Poker is one of the most popular card games in the world, with a rich history that dates back centuries. It’s a game that has something for everyone, from beginners to the most experienced players. Regardless of whether you play the game for fun or profit, there are some fundamental tips that every player should know.
First, never gamble more than you’re willing to lose. This is especially true when you’re just starting out. Eventually you’ll learn how to limit your losses and gain confidence in your skills, but it’s best to start small and gradually build up your bankroll. It’s also important to track your wins and losses as you progress so that you can see how much you’re actually winning or losing over time.
When you start playing poker, it’s important to understand the rules of the game. This includes knowing what each type of bet means, and when to raise or fold. If you have no idea what these terms mean, it’s easy to get confused and make mistakes that can cost you a lot of money.
To begin, each player must put up an ante before being dealt cards in a poker hand. Then the betting starts with the person to the left of the dealer. If you want to increase the value of your poker hand, you can say “raise” to add more money to the pot. This will force weaker hands out of the pot and improve your chances of winning the hand.
After the flop, an additional community card is revealed and there’s another round of betting. Then the river is dealt, revealing the final community card and giving players the chance to make their best 5-card hand. The player with the highest 5-card poker hand wins the pot.
A good rule of thumb is to always raise when you have a strong poker hand and call when you have a weak one. This will prevent you from getting taken for a ride by the other players at the table. In addition, it’s also a good idea to try and play the strongest possible hand on the flop.
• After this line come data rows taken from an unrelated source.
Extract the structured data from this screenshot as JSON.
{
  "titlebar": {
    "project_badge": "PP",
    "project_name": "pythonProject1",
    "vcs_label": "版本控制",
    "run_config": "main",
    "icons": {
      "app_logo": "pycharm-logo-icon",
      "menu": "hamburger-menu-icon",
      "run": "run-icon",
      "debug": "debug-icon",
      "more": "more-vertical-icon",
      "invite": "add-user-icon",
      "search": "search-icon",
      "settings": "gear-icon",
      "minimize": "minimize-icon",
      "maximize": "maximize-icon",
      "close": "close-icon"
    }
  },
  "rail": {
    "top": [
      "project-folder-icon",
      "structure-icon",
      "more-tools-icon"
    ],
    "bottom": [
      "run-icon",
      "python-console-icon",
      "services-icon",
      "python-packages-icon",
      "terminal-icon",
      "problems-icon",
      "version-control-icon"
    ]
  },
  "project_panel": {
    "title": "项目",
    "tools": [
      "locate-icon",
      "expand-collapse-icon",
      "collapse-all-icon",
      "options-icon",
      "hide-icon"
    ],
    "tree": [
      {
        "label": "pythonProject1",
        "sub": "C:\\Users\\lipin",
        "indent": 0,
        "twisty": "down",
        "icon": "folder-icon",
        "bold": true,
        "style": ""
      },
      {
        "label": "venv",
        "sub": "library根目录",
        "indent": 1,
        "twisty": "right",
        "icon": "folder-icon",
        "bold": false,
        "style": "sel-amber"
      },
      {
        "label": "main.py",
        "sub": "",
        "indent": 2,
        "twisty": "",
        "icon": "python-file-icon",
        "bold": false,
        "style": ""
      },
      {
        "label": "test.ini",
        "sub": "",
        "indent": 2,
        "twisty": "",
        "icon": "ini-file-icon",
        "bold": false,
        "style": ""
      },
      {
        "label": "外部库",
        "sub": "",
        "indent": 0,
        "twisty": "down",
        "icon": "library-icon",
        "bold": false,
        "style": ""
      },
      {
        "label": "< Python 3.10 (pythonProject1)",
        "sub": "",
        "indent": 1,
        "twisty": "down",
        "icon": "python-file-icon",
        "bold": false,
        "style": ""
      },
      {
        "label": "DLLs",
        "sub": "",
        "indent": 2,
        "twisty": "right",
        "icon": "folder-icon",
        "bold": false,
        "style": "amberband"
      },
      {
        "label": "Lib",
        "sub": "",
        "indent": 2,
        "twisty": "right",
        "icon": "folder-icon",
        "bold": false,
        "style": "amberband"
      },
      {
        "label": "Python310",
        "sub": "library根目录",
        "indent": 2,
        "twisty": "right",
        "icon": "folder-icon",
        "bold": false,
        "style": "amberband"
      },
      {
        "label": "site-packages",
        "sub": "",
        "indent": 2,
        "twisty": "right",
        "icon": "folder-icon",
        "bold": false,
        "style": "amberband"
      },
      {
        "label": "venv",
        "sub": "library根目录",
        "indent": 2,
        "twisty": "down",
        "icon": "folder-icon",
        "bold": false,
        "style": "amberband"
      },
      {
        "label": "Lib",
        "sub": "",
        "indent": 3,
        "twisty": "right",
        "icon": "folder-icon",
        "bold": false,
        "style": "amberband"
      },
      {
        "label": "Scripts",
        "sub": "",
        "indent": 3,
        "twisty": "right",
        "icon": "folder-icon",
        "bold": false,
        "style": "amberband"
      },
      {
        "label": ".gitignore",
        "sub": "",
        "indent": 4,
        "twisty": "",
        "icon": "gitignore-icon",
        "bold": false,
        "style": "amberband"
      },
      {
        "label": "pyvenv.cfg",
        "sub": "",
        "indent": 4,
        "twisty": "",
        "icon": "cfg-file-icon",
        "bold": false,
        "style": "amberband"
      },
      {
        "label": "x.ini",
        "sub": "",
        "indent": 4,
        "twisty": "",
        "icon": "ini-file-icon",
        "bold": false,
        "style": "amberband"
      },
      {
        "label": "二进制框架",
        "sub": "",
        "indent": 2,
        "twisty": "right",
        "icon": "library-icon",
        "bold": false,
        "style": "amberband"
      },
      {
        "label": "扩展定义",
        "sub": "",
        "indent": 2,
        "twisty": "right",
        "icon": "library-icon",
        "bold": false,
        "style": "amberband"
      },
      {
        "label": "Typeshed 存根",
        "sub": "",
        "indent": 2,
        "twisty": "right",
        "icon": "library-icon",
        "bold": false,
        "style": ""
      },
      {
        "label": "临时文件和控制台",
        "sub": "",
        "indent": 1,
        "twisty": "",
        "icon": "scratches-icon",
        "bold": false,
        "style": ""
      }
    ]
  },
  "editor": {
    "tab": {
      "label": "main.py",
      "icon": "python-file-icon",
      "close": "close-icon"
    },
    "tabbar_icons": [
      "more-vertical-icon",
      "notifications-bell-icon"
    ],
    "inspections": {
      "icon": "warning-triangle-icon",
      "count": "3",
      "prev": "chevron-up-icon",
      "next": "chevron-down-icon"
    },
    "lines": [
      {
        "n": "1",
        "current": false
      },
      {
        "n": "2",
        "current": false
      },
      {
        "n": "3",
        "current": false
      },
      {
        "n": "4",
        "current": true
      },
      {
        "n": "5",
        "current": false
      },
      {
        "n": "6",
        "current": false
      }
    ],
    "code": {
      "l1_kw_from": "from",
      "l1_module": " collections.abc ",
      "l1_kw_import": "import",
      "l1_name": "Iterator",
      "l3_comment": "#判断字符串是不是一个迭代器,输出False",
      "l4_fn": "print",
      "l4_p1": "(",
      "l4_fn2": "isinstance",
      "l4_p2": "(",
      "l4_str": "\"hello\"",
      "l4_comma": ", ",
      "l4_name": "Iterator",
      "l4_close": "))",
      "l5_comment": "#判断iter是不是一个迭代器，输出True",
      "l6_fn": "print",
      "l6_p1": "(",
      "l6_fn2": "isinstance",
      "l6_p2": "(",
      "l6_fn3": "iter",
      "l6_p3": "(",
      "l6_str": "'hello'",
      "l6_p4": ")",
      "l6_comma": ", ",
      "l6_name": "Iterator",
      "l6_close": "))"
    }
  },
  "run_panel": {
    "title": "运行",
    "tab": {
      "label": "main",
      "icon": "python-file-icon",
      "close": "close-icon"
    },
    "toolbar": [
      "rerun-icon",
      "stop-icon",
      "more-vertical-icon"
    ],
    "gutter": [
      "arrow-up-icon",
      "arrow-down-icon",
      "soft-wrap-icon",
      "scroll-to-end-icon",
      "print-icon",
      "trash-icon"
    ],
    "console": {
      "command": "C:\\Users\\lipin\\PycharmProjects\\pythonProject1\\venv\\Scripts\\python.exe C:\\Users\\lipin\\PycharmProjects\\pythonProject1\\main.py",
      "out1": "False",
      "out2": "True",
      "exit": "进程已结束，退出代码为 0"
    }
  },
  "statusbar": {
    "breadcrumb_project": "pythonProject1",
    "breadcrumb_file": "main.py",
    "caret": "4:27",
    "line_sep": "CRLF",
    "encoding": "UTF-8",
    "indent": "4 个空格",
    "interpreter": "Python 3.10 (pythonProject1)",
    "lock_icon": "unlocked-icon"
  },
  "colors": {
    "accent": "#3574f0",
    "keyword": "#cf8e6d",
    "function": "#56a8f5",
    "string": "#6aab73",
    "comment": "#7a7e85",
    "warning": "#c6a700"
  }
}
In poker, as in life, the best way to win is by out-performing the competition. This means that you need to learn to read your opponents and look for tells. While a lot of these tells are subtle, you can still learn to recognize patterns. For example, if a player constantly plays with the same amount of chips then you can assume that they’re probably playing some pretty crappy poker hands.